One after another, the myths generated in recent weeks about the government’s new privatization program are beginning to dissolve. The first one to go was that of OTE’s rumored merger with Cosmote, which is not going to happen, at least for the time being. Up next is the case of ATEbank. Informed sources in the government suggest that «there is no chance of selling the bank or forging a strategic alliance with any investor, Greek or foreign.» This was expressed in the most emphatic way and is clear enough. «The situation of ATEbank remains exactly as the prime minister has outlined: It will continue to operate as it is and to offer its services as today,» the sources said. This means that the government does not have in its plans any prospect of parting with a majority stake in the bank. On the other hand, no official source will refute the prospect of one or more placements of ATE in the next few months within the context of its gradual privatization. However, even this prospect is not as immediate as the market may think, and at any rate would be limited as the state’s stake in the bank cannot be any lower than 51 percent. That prospect is remote because any such initiative would require a «correction» in the price of the bank’s stock, according to market experts. In the case of Postal Savings Bank (TT), sources suggest that the government has started to make its final decisions: The state at present controls directly 36 percent of the corporation and another 10 percent indirectly, through Hellenic Post. This means it owns 46 percent of the TT share capital. It can almost be taken for granted that in the next few months the government will proceed to one or two more placements within the context of TT’s gradual privatization which started with the bank’s listing. When that will happen cannot be determined yet. However, the first step will be taken soon, but depends on many factors (the general economic environment, stock market conditions etc). The most likely scenario is that at the end of this process, the state will have direct control of 20 percent of TT’s share capital.
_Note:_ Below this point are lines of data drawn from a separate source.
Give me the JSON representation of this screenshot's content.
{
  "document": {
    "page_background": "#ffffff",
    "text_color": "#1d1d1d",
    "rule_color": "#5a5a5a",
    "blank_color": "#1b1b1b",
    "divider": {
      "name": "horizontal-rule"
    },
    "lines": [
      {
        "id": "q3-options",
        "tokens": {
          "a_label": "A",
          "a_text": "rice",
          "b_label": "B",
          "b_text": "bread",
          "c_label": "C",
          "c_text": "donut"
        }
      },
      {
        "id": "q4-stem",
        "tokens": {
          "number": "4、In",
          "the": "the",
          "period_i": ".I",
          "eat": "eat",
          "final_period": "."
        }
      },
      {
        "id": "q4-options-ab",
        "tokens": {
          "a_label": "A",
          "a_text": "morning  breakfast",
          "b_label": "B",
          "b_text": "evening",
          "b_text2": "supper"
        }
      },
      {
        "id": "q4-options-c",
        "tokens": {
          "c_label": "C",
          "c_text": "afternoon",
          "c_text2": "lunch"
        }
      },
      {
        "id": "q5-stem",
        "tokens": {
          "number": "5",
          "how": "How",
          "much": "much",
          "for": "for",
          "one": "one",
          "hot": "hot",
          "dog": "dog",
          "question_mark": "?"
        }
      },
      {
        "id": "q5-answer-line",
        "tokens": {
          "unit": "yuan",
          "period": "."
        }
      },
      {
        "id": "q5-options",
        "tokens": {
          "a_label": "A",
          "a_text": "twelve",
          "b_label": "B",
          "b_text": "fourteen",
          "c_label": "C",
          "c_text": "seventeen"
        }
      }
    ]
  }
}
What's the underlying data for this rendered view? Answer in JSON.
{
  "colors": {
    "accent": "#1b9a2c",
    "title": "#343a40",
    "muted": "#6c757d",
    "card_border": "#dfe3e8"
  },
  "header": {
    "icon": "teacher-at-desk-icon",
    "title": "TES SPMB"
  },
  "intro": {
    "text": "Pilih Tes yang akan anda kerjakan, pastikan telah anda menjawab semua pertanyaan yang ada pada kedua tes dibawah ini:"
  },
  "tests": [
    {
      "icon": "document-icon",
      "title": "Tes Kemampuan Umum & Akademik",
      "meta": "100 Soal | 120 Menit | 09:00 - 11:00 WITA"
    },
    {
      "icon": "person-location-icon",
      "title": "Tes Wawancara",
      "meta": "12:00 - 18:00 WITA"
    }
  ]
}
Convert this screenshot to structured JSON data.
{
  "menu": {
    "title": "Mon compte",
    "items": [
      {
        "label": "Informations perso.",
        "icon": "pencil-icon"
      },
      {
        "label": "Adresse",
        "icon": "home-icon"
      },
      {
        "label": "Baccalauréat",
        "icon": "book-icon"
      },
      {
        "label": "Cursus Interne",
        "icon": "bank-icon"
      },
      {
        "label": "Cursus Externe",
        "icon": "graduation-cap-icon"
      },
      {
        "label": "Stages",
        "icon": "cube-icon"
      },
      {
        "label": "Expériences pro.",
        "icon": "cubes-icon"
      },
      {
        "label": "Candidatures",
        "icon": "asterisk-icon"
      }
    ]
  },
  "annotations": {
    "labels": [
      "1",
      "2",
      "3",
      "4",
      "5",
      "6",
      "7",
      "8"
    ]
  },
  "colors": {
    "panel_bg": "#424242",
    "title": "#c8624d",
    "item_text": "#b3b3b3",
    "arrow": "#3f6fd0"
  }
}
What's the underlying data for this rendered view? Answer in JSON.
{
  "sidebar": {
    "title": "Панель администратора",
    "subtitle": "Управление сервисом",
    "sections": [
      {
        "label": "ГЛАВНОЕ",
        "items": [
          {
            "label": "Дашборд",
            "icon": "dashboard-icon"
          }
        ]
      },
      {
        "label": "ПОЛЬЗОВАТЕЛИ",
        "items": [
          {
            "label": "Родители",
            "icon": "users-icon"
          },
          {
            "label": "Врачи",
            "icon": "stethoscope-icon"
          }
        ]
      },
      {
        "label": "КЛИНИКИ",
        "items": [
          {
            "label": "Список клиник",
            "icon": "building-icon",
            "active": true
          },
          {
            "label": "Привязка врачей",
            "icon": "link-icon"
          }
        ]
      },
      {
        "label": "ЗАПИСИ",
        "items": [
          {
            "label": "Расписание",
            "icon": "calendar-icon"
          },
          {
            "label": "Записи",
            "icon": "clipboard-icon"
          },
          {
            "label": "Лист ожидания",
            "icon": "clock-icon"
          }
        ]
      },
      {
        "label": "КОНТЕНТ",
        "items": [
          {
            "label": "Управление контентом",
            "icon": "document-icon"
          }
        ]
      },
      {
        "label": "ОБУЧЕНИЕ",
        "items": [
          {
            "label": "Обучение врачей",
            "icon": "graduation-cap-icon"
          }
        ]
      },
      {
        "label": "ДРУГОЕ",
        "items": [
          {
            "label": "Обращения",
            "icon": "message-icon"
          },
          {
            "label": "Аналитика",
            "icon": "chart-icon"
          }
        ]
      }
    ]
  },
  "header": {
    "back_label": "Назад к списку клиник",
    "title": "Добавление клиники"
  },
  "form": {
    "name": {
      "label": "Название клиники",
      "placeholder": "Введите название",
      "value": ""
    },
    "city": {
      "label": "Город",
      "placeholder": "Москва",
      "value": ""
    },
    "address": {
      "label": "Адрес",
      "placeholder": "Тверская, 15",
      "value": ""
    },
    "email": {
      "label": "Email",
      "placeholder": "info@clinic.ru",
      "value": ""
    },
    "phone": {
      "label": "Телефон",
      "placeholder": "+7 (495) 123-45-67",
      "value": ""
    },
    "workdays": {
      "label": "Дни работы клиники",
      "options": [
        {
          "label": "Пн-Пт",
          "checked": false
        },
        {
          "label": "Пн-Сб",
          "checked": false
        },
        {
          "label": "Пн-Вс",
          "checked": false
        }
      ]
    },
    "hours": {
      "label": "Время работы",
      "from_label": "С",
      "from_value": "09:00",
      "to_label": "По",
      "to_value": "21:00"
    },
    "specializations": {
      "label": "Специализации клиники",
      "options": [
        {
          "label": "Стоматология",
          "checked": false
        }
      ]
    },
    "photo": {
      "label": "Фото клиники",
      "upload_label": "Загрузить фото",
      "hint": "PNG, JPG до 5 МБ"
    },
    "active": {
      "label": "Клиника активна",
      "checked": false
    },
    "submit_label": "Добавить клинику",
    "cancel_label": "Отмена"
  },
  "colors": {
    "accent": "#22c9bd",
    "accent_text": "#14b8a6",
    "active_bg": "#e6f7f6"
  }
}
There are two possibilities for what will happen next: A strategic partner will be sought to acquire the stake, operate as the main shareholder and run the corporation, or the National Bank of Greece model will be followed. In the first option, Economy and Finance Minister Giorgos Alogoskoufis prefers a solution from abroad, as in the case of Emporiki Bank. Yet if this materializes, it will face the strong resistance of the Greek contenders. In Emporiki’s case, the government’s response to the domestic candidates’ pressure was that it did not wish to destabilize the local balance of power on the market. In the second option, the corporation may be fully privatized, but gradually. Unlike Emporiki, in TT’s case, the state may retain a strong stake, not to mention its indirect stake through Hellenic Postal; however its majority ownership will definitely become a thing of the past. The main issue concerning the management of OTE telecom is the question whether it should merge with its subsidiary cellphone network Cosmote or not. The noises coming from the government suggest that at this phase this is not going to happen. «After all, it would not be in the state’s interests for the government to do such a thing, as it would signify the further reduction of the stake it has in the group,» sources say. In any case, though, the same sources add that «it is the management of the corporation and president Panagis Vourloumis who will make this decision.» The first step by the Economy Ministry within the context of the new privatization program will be the sale of Attica Bank, or the forging of a strategic alliance with a Greek or foreign investor. On this occasion, no one will be barred from participating in the bidding. The process is expected to begin soon – definitely before the end of the year. The bank’s management will in the next few weeks choose a strategic consultant who will scan the domestic and foreign market for interested investors and then make some initial proposals to the management and the bank’s main shareholders.